3 Generative AI Skills Nonprofit Teams Can Learn for Free with LinkedIn Learning
Many jobs look different today than they did even a few years ago. LinkedIn members have seen the core skills of their jobs evolve by 25% since 2015, and LinkedIn anticipates that artificial intelligence (AI) will accelerate that evolution — resulting in up to a 65% total change by 2030.
For nonprofits, this means that upskilling employees is both a great way to help their team stay ahead with relevant skills and embrace the efficiencies that generative AI (GAI) can unlock for mission-driven organizations.
To help you start learning AI skills today – and earn a Career Essentials Certificate in Generative AI – get started with a new, free course from Microsoft and LinkedIn. Here’s a taste of what you’ll learn:
What is generative AI and how can nonprofits use AI tools
As the name suggests, generative AI is a type of AI that can identify and classify content, and also generate new content.
“Generative AI can help nonprofits improve their efficiency by automating tasks so that workers can spend more time focused on the mission,” explains Naria Santa Lucia, General Manager, Digital Inclusion at Microsoft, in the Moving Forward newsletter from LinkedIn for Nonprofits.
“For example, AI can help assess and flag external issues such as weather, financials, and geography that may impact delivery of supplies or staff to a crisis area.
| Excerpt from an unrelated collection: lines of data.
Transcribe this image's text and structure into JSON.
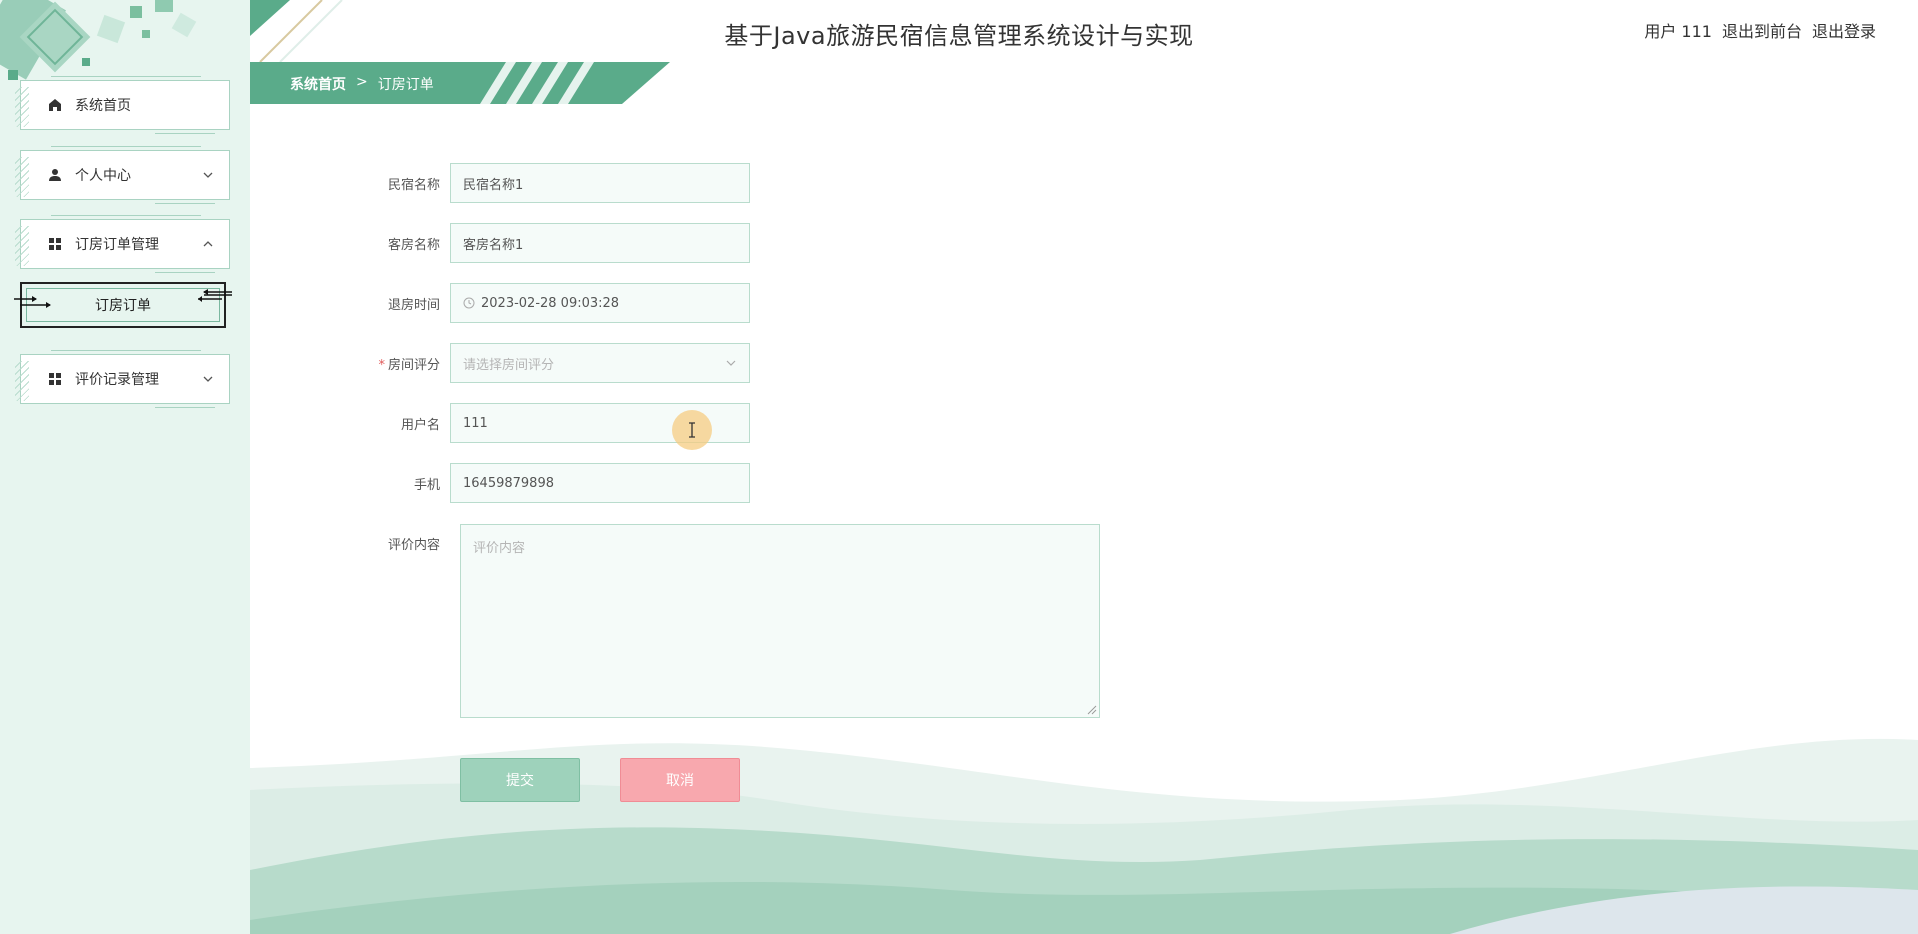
{
  "header": {
    "title": "基于Java旅游民宿信息管理系统设计与实现",
    "user_label": "用户 111",
    "back_to_front": "退出到前台",
    "logout": "退出登录"
  },
  "breadcrumb": {
    "home": "系统首页",
    "separator": ">",
    "current": "订房订单"
  },
  "sidebar": {
    "items": [
      {
        "label": "系统首页",
        "icon": "home-icon"
      },
      {
        "label": "个人中心",
        "icon": "user-icon",
        "expanded": false
      },
      {
        "label": "订房订单管理",
        "icon": "grid-icon",
        "expanded": true
      },
      {
        "label": "评价记录管理",
        "icon": "grid-icon",
        "expanded": false
      }
    ],
    "sub_item": {
      "label": "订房订单"
    }
  },
  "form": {
    "homestay_name": {
      "label": "民宿名称",
      "value": "民宿名称1"
    },
    "room_name": {
      "label": "客房名称",
      "value": "客房名称1"
    },
    "checkout_time": {
      "label": "退房时间",
      "value": "2023-02-28 09:03:28"
    },
    "room_rating": {
      "label": "房间评分",
      "placeholder": "请选择房间评分",
      "required_mark": "*"
    },
    "username": {
      "label": "用户名",
      "value": "111"
    },
    "phone": {
      "label": "手机",
      "value": "16459879898"
    },
    "review": {
      "label": "评价内容",
      "placeholder": "评价内容"
    },
    "submit_label": "提交",
    "cancel_label": "取消"
  },
  "colors": {
    "accent": "#5aab8a",
    "sidebar_bg": "#e7f5ef",
    "field_border": "#b9dccd",
    "cancel": "#f8a8ae",
    "submit": "#9ed2bb"
  }
}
And then automatically draft an email or alert to notify impacted staff and volunteers on the ground.”
With the Career Essentials in Generative AI learning path, nonprofit employees and volunteers can learn the basics of GAI at no cost. The course teaches core GAI skills that your team can begin to apply to their work right away using both free and paid AI tools.
3 generative AI skills for nonprofits
1. Streamlining work
One way that your team can begin incorporating GAI in their day-to-day work is by leveraging AI natural language models, such as Bing Chat. This free tool can be accessed via the Microsoft Edge browser and allows you to do things like quickly summarize a report and compose the first draft of an email about it.
“Nonprofits can also encourage staff to use AI to get a creative jumpstart on content or to generate new ideas,” says Naria.
The Career Essentials in Generative AI learning path covers how these tools work and how to get started with them. Your team will also learn how to write effective prompts when using these tools to generate the best results.
2. Using AI to process data and find patterns
AI’s ability to find patterns in large data sets makes it an ideal companion to nonprofits looking to better understand their donors, supporters, and constituents. As Naria points out, “AI enables nonprofits to analyze donors' data and create a personalized approach. Using GAI, they can easily segment donors most likely to give and then generate high-quality content and marketing material that can lead to a higher response rate and increased giving.”
With the course “Introduction to Artificial Intelligence,” included in the free learning path, your team will learn the basics of using AI to process data and identify patterns. Equipped with this knowledge, your team can start exploring ways to use GAI to solve problems, improve program effectiveness, and connect with your audience on a deeper level.
3. Developing ethical AI policies and practices
While AI has enormous potential to transform the nonprofit sector in positive ways, it also comes with risks, especially when sensitive information like constituent data is involved. “It's vital that it is used responsibly and that it serves society broadly, not narrowly,” says Naria.
After taking the course “Ethics in the Age of Generative AI,” part of the learning path, your team will know how to evaluate and address ethical risks at your organization. The course outlines a framework of responsible data, well-defined boundaries, and robust transparency that can serve as a foundation for your nonprofit's AI strategy.
The Career Essentials in Generative AI by Microsoft and LinkedIn learning path will remain unlocked through 2025, so your employees, volunteers, and even leaders have plenty of time to explore this invaluable free resource.